Exercise description —
Every line of the records that holds the word "ZAPNUTO" should be copied out.

--- Provided data ---

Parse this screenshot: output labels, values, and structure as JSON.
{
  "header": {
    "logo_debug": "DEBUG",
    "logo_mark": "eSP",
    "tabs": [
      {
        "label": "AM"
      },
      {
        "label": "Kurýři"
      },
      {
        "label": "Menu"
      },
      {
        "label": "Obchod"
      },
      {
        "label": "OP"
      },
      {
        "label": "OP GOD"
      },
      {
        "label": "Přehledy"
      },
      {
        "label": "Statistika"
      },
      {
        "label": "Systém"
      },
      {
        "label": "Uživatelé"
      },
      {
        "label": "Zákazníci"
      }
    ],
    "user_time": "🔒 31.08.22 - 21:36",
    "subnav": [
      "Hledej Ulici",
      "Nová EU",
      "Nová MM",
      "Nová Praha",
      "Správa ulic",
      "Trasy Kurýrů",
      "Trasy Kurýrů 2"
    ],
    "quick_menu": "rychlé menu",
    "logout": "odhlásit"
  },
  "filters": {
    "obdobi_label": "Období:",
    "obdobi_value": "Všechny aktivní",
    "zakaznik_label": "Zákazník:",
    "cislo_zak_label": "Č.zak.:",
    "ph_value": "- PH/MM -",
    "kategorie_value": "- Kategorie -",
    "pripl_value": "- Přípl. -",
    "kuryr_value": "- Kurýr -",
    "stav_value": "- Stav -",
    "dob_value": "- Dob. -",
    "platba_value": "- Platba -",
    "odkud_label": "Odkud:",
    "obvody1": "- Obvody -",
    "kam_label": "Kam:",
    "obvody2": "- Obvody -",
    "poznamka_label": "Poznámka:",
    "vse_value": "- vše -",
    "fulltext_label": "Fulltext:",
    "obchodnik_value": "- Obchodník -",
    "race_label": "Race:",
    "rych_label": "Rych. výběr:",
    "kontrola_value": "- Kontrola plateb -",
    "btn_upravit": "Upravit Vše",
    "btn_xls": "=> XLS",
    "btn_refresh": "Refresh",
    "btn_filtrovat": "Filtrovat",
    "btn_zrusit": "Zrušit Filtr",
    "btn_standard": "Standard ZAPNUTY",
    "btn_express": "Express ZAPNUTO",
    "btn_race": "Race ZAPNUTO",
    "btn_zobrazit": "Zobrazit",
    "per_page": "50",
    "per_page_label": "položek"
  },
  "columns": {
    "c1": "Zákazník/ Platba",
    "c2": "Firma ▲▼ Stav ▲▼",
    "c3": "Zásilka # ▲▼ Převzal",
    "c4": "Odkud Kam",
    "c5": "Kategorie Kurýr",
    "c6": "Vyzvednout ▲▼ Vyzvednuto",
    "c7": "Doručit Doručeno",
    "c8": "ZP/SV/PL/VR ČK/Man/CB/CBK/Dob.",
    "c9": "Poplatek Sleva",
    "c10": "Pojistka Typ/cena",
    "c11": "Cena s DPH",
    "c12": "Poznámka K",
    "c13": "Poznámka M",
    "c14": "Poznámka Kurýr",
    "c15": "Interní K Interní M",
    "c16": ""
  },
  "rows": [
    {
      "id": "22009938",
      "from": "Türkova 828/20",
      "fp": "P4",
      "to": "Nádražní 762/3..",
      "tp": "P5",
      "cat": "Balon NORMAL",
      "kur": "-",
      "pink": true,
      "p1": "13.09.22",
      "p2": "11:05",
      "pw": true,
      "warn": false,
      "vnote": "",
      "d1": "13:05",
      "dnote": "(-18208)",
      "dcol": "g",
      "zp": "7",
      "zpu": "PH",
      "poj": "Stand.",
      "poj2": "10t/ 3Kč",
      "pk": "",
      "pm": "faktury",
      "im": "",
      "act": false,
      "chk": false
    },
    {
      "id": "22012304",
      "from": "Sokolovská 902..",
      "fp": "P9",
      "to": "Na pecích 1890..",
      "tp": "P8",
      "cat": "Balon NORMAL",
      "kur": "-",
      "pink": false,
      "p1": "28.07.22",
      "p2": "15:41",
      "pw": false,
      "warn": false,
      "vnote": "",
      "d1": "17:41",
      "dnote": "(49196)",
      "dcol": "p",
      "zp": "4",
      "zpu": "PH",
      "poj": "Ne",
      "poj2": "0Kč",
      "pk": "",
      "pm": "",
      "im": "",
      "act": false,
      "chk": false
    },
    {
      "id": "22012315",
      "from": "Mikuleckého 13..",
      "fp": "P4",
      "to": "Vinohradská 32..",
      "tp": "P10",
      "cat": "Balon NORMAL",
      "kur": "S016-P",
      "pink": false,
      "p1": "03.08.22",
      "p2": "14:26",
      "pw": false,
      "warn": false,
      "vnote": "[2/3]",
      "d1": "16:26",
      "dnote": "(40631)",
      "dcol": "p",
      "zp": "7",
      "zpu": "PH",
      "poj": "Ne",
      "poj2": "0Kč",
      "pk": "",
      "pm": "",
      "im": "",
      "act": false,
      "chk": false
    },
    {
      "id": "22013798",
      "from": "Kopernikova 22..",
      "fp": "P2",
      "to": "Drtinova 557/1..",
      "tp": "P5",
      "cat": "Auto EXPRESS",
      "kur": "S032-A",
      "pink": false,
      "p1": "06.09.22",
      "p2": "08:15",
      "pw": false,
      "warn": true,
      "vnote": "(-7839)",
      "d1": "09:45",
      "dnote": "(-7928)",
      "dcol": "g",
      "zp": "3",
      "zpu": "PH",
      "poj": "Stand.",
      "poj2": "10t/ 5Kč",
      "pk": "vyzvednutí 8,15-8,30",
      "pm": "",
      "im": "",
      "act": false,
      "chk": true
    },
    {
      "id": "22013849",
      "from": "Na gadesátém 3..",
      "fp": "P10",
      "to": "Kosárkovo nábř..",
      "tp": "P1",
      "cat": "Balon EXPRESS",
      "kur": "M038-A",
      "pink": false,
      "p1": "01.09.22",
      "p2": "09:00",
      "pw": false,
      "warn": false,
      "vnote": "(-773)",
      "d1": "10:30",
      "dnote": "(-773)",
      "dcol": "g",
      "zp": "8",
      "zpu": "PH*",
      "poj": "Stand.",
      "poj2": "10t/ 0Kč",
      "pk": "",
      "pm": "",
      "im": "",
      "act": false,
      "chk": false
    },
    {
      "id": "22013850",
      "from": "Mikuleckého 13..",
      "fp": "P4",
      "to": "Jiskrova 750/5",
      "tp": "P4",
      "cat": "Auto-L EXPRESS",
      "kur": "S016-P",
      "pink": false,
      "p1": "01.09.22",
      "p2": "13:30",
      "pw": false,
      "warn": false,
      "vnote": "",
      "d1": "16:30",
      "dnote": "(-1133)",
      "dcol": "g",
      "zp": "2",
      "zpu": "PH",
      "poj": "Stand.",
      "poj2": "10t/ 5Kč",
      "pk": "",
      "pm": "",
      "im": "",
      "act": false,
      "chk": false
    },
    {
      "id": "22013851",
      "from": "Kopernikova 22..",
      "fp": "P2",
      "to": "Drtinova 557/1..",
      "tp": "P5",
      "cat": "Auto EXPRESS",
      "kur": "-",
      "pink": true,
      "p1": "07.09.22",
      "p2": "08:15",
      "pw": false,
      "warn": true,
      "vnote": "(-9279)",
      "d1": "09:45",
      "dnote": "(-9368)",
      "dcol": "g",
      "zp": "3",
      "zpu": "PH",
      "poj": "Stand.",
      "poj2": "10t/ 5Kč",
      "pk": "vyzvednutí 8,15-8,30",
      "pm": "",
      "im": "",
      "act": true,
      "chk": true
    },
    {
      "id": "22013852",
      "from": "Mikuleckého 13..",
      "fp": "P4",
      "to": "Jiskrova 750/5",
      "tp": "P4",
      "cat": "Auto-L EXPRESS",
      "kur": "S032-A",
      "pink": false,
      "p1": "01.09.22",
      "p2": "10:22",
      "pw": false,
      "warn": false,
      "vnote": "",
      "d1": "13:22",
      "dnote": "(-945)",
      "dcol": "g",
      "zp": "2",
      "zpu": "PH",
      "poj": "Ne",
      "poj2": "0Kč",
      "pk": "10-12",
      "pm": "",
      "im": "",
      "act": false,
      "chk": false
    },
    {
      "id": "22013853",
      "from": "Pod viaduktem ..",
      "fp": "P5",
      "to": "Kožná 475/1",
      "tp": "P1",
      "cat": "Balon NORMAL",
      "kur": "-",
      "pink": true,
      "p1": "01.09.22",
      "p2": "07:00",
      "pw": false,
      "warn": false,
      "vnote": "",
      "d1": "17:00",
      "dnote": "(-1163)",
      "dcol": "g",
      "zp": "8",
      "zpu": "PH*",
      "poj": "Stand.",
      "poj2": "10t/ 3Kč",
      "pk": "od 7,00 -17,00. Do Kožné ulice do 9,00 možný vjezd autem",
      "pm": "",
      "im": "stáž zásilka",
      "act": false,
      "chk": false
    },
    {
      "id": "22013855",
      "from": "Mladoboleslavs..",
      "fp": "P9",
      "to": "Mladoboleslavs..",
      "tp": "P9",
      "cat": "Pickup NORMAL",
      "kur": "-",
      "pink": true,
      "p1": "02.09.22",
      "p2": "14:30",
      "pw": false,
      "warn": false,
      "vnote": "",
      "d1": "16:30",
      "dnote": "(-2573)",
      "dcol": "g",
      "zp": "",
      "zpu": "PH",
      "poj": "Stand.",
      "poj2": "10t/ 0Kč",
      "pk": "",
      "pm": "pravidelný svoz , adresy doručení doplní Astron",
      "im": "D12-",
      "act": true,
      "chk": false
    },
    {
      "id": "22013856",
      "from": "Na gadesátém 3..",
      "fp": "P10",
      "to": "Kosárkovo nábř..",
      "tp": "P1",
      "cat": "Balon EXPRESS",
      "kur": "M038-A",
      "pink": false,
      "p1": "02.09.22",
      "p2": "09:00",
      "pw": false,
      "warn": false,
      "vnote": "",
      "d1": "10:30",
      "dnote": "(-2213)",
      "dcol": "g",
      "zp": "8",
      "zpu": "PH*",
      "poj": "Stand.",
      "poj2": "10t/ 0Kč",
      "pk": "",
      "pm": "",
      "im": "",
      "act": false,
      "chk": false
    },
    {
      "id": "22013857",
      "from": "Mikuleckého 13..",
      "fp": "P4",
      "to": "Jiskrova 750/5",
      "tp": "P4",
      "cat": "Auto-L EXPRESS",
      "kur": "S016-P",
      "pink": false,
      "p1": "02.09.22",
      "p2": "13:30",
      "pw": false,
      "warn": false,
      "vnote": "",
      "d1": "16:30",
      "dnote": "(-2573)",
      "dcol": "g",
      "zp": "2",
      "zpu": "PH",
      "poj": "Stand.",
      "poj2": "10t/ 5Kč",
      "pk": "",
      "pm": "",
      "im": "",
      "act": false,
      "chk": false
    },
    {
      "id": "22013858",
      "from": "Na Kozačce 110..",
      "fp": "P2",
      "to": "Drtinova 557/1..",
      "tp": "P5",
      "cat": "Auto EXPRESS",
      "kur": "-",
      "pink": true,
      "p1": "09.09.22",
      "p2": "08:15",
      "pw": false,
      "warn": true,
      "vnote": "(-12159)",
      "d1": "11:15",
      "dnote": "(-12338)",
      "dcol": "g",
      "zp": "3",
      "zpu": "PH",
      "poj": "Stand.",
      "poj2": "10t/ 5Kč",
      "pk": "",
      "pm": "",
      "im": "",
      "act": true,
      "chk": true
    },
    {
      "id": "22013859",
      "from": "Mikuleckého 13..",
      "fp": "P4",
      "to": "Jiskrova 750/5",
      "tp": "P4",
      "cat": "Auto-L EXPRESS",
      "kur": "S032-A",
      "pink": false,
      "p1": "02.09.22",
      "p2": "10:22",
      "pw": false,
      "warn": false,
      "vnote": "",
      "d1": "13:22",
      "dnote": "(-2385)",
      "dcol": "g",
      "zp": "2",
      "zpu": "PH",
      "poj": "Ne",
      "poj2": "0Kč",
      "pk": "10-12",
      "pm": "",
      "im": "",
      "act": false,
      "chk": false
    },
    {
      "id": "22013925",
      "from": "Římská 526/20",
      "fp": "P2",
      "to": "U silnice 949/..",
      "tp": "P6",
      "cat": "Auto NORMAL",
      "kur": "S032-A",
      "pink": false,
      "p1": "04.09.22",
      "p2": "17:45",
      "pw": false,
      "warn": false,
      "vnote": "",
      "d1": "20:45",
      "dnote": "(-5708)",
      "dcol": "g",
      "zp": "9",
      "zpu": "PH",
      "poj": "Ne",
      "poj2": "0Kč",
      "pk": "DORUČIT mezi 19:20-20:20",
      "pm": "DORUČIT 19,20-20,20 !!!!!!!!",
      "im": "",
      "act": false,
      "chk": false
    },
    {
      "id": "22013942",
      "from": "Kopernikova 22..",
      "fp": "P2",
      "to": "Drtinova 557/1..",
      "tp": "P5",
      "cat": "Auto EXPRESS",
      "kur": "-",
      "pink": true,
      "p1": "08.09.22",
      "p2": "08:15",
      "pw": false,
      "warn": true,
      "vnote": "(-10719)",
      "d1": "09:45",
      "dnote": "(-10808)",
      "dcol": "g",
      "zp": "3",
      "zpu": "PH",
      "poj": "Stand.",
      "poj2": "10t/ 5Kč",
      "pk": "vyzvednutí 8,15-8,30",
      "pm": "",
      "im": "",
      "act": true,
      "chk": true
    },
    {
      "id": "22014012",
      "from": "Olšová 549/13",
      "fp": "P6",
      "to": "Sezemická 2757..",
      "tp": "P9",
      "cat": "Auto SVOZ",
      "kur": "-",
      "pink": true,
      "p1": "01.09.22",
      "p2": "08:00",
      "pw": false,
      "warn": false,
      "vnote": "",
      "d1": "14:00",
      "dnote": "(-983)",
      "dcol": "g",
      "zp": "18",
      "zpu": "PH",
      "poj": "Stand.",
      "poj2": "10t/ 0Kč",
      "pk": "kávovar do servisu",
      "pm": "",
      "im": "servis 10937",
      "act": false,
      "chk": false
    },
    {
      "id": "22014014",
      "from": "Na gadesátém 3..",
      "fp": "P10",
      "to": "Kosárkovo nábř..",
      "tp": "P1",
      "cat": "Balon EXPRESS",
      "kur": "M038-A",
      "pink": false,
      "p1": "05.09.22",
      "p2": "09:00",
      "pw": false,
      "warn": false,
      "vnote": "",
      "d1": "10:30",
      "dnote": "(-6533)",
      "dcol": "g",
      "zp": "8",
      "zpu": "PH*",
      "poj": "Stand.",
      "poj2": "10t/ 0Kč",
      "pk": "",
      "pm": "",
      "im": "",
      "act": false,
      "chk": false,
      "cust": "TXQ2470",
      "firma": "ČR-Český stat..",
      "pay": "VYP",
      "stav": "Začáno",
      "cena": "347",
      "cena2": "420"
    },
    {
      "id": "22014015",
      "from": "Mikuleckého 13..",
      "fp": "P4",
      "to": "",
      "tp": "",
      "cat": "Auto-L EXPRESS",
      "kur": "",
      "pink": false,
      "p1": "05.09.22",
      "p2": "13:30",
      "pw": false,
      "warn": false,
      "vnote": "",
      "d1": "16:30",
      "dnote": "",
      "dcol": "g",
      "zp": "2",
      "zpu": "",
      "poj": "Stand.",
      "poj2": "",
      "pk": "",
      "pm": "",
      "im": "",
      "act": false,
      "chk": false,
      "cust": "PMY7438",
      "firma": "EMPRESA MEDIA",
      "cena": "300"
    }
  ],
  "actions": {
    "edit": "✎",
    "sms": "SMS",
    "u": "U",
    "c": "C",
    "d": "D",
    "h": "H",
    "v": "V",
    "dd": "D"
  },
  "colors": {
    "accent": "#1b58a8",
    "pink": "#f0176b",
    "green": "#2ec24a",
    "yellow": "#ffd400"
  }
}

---

Answer to the exercise —
    "btn_express": "Express ZAPNUTO",
    "btn_race": "Race ZAPNUTO",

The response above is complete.